The species was described in The Proceedings of the Zoological Society London for 1877 by George French Angas who said of it, 'This very remarkable shell, quite unlike anything hitherto met with, was recently brought from Japan by Mr Charles Thatcher'.
Angas was at a loss to place it in any known genus (G W Tryon remarked in 1881, 'That this shell is a scalariform monstrosity cannot be doubted, but what may be its normal form is not so readily ascertained'), with the result that Mr Thatcher acquired immortality by having the new genus named after him.
The outer lip of the holotype was damaged and has been rebuilt using papier maché.
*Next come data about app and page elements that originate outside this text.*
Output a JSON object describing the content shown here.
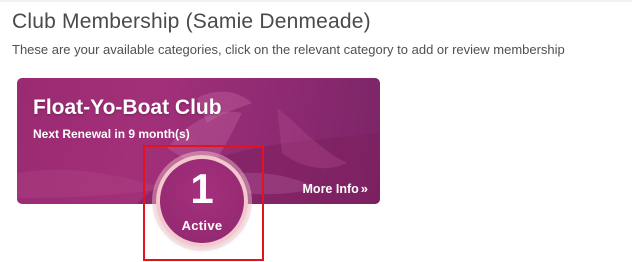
{
  "header": {
    "title": "Club Membership (Samie Denmeade)",
    "subtitle": "These are your available categories, click on the relevant category to add or review membership"
  },
  "card": {
    "title": "Float-Yo-Boat Club",
    "renewal": "Next Renewal in 9 month(s)",
    "more_info_label": "More Info",
    "more_info_icon": "double-chevron-right-icon",
    "badge_count": "1",
    "badge_status": "Active"
  },
  "colors": {
    "card_accent": "#a23079",
    "badge_ring": "#f3c7cd",
    "highlight": "#e3121c"
  }
}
Although Angas did not mention the damage, the repair is clearly visible in the original plate.
From 1877 right up until the 1930s no other specimens were found until they began to be fished in Japanese waters and became sought after by shell collectors, commanding high prices until they became more widely available in the 1950s.
Learn about the biology of the Turridae, to which Thatcheria mirabilis belongs, and find out about features that it does and does not have in common with its wider family.
Find out how Thatcheria mirabilis can be linked to the Guggenheim Museum and what other shell Thatcheria mirabilis can fit snugly into.
A map showing the global distribution of Thatcheria mirabilis. © GBIF
Thatcheria mirabilis – the Japanese wonder shell.
The holotype of Thatcheria mirabilis.
Marginal radular tooth of Thatcheria mirabilis (image: Professor J D Taylor).
Thatcheria mirabilis foregut (image: Professor J D Taylor).
Thatcheria mirabilis can be screwed into the spiral umbilicus of the sundial shell, Architectonica.
Top of a Japanese wonder shell (Thatcheria mirabilis).